If that sounds a little boring to you, skip these books. They are a little boring. If it sounds interesting, however, there are worse ways you could spend a couple of days.

The Birth Order Book, Dr. Kevin Leman. (One of these things is not like the other.) In the interest of complete honesty, I did not read this cover to cover. I did read enough, however, to gather the basic idea that people develop personality traits, choose careers, and mesh with other people because of their birth order in their family. The book contains interesting information (presented in a semi-boring way) that allowed me to play psychologist with my family for a weekend. If you are into stuff like this, check it out.

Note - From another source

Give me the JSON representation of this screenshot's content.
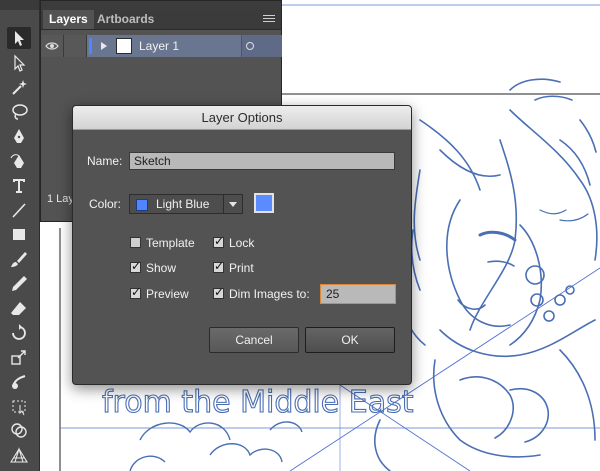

An Abundance of Katherines, John Green. Last year I read two books by John Green, both of which I liked better than this one. That's not to say I didn't like this, however, or that it's not worth reading. John Green is an expert at creating compelling characters, even if you don't always like them. This short novel is about a former child-prodigy named Colin who is reeling after his latest breakup. What makes his circumstances extraordinary, however, is the fact that this is the nineteenth time he has been dumped by a girl named Katherine. He tries to run from his pain by taking a road trip with his best friend Hassan (my favorite character in the book) and ends up in a tiny town in Tennessee where he learns about life and love and relationships and everything else I have come to expect from a coming-of-age novel. If you like John Green, you'll like this one too.

If you're counting, this doesn't equal 32 books. But I think this post is already overly long and, honestly, some of the books aren't even worth mentioning. So there you have it. And, as always, I welcome your suggestions. Read anything good lately?